WORK TASK: Whenever a line in the entries below contains the string "电话和得分", copy that line.

(Dataset entries)
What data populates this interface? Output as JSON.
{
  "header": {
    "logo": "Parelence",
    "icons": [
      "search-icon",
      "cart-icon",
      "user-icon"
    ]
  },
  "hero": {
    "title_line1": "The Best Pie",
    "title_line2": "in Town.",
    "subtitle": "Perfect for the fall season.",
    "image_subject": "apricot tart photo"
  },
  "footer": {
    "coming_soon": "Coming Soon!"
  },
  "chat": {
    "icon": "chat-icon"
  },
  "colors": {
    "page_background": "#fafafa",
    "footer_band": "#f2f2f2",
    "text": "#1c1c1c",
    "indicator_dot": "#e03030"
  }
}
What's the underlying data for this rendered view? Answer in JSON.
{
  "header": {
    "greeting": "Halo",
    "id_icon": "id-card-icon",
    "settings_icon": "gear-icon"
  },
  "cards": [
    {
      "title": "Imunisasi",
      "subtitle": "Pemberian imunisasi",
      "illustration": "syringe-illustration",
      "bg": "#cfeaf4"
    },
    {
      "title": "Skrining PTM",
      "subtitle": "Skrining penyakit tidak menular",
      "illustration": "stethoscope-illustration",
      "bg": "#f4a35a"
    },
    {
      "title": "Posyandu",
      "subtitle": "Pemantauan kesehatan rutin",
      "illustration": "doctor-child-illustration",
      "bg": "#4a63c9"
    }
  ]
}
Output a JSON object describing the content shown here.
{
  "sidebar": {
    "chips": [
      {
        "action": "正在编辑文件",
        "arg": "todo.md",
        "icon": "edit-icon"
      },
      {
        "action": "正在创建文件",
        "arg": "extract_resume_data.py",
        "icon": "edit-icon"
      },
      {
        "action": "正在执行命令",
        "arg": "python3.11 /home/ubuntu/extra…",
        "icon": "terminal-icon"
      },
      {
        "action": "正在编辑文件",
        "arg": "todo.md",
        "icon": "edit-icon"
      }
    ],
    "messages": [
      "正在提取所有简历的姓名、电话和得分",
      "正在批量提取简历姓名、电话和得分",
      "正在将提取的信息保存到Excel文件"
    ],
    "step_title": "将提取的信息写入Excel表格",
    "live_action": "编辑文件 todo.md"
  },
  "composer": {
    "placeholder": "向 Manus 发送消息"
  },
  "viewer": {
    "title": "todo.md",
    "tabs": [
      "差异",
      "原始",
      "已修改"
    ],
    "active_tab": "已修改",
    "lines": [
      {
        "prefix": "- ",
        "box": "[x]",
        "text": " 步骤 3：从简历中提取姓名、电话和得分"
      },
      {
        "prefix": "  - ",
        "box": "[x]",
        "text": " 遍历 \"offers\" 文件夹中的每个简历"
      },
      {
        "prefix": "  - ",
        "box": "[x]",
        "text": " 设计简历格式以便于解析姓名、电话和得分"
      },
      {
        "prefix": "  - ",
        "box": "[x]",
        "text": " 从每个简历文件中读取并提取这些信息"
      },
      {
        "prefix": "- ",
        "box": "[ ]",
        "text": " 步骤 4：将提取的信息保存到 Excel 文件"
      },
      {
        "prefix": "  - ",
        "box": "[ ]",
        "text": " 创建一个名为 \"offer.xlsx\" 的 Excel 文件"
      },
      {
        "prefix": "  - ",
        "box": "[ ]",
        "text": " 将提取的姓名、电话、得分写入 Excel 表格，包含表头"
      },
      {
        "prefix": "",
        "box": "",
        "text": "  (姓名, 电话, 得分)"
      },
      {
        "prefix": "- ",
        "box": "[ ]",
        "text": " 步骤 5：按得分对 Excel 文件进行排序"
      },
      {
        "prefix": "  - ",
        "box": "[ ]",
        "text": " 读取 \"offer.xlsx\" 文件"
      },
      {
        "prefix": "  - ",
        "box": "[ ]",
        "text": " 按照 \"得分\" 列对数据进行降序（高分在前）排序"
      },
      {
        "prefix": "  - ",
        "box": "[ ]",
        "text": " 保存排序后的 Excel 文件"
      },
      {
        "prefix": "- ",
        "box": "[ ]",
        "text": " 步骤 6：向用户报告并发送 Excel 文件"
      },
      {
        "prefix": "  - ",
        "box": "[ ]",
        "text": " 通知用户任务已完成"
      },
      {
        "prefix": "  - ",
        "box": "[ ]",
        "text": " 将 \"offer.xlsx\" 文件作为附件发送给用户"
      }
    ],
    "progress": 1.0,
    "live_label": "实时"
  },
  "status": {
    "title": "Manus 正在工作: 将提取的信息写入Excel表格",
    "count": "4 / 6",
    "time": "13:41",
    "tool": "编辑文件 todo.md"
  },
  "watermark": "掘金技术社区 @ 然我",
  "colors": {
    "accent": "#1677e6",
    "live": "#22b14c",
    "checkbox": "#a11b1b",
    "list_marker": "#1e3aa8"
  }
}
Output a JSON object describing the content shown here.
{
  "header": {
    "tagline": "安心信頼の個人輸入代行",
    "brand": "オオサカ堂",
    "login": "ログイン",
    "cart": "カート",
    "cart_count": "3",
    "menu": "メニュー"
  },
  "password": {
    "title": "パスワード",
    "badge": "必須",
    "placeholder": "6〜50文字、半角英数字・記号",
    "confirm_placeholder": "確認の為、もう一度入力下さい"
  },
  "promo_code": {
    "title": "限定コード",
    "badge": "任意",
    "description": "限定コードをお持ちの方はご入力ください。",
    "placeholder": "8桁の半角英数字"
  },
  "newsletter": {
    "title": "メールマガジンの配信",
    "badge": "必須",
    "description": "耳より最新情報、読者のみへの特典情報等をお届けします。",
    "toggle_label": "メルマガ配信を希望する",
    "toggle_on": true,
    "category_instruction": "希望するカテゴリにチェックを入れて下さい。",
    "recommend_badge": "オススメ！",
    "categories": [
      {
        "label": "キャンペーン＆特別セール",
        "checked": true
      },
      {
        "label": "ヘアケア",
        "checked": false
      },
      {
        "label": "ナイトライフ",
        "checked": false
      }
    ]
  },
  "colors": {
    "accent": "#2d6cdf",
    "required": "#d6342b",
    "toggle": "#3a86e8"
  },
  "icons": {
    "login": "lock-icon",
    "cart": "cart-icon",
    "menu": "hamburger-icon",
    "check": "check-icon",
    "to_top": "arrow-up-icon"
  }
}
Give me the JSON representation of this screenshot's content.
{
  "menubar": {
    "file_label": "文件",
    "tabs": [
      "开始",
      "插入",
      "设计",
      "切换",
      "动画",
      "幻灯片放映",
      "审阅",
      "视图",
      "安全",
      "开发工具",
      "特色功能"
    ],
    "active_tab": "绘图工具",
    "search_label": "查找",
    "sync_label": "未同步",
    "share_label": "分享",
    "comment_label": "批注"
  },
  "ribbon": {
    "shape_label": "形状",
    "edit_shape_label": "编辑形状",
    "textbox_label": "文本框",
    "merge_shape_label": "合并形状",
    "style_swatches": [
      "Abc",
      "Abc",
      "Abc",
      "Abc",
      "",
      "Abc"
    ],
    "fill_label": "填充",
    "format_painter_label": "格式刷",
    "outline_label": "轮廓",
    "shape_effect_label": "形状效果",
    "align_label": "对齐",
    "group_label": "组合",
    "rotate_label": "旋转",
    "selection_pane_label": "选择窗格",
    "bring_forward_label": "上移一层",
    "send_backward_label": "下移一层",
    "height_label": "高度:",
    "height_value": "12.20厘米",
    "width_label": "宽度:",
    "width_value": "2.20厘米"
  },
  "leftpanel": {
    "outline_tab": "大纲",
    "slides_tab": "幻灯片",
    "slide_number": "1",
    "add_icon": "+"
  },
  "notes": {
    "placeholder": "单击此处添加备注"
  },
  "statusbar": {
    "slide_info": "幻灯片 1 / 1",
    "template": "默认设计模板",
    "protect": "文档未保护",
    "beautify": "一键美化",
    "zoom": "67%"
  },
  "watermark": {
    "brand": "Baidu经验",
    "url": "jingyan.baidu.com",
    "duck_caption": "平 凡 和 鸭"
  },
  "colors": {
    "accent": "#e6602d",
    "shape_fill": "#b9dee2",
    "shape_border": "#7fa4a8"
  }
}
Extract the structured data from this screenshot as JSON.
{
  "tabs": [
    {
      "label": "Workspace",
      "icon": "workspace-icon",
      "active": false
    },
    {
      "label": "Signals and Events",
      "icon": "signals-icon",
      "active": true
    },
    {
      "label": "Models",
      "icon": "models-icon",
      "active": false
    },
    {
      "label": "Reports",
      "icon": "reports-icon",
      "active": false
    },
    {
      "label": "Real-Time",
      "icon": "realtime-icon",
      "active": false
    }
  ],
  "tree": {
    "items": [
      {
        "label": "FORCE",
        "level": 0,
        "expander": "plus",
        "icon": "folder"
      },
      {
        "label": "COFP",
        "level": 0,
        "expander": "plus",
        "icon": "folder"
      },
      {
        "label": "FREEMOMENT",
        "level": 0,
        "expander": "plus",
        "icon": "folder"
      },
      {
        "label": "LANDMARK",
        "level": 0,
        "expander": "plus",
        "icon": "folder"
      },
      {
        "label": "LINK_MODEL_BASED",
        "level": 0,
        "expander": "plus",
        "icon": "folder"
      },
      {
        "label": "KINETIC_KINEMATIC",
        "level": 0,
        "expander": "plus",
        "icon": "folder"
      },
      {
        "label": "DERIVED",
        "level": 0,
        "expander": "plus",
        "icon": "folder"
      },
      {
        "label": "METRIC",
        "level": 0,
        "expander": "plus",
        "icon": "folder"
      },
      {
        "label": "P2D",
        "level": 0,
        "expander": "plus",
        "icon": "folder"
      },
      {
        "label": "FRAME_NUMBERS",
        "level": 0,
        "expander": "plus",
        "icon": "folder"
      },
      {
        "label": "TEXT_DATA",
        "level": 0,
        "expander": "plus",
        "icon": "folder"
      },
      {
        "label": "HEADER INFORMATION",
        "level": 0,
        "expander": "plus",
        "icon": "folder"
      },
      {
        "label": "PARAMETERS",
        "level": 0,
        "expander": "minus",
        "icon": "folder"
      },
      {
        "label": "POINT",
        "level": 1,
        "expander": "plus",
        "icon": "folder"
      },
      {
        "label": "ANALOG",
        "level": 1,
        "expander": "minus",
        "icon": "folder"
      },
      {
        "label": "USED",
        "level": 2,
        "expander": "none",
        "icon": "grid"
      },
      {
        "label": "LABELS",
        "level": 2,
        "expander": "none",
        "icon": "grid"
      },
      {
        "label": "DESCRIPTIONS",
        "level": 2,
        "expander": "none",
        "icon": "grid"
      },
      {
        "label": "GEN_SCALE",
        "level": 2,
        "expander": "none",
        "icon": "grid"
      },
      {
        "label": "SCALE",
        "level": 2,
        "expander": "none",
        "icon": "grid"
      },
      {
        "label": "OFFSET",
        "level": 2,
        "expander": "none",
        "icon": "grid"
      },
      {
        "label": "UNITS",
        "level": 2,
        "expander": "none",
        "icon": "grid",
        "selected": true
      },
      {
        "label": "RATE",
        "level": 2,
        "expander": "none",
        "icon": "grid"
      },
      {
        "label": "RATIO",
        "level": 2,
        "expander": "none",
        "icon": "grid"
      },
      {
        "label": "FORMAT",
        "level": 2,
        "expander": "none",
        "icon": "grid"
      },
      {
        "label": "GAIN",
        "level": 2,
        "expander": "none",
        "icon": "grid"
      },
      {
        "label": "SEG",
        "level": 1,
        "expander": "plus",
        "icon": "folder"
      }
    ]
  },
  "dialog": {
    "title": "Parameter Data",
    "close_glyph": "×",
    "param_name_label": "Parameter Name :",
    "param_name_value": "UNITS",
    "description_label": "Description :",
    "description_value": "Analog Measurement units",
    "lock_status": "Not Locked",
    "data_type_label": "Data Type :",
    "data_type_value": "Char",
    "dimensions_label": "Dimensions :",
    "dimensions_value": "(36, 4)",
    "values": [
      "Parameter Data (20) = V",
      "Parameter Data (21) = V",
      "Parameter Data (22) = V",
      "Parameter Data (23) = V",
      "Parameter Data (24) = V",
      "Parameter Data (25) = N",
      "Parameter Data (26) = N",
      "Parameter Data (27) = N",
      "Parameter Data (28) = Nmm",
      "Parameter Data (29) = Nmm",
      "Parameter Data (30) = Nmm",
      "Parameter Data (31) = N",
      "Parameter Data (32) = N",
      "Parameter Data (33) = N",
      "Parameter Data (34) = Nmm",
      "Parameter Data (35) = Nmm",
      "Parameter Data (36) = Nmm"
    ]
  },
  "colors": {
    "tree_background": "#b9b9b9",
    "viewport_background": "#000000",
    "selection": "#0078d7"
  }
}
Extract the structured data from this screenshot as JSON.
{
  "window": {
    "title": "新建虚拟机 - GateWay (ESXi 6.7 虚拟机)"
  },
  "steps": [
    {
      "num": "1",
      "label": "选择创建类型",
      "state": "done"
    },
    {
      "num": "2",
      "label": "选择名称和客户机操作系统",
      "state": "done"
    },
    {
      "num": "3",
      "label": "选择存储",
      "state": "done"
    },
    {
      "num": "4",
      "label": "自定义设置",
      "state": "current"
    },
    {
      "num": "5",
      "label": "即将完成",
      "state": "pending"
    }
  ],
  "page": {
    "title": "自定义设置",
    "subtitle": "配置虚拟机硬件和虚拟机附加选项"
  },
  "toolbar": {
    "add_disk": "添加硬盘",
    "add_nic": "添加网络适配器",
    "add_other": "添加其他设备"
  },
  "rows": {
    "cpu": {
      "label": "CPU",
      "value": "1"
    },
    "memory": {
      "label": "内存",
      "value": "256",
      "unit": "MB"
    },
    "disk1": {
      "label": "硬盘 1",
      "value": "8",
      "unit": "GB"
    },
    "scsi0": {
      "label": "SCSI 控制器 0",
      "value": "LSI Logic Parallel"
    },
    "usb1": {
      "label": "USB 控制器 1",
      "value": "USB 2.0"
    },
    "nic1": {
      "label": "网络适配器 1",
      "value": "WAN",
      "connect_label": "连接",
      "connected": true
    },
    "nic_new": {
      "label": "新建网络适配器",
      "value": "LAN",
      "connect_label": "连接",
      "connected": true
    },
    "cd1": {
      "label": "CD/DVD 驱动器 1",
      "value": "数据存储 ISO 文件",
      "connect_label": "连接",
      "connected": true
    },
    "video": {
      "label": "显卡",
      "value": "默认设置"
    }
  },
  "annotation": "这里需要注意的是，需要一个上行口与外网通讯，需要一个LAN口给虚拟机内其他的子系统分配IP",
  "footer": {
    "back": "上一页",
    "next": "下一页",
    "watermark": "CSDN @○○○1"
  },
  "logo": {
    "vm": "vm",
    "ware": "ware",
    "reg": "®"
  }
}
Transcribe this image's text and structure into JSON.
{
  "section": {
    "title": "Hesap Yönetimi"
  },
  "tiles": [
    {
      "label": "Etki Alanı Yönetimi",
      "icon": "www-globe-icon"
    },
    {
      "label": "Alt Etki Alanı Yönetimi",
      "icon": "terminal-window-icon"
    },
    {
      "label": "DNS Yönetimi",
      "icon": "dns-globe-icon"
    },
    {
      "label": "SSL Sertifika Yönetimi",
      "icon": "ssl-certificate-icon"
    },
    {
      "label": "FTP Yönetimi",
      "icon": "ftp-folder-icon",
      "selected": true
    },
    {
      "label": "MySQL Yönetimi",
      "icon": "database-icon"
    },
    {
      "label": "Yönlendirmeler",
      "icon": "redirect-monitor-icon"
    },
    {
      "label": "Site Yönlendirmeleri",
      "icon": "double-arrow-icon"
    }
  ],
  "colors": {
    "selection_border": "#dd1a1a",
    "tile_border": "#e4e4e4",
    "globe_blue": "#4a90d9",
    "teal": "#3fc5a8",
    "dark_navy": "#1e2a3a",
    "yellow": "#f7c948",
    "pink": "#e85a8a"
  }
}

YOUR RESPONSE:
      "正在提取所有简历的姓名、电话和得分",
      "正在批量提取简历姓名、电话和得分",
        "text": " 步骤 3：从简历中提取姓名、电话和得分"
        "text": " 设计简历格式以便于解析姓名、电话和得分"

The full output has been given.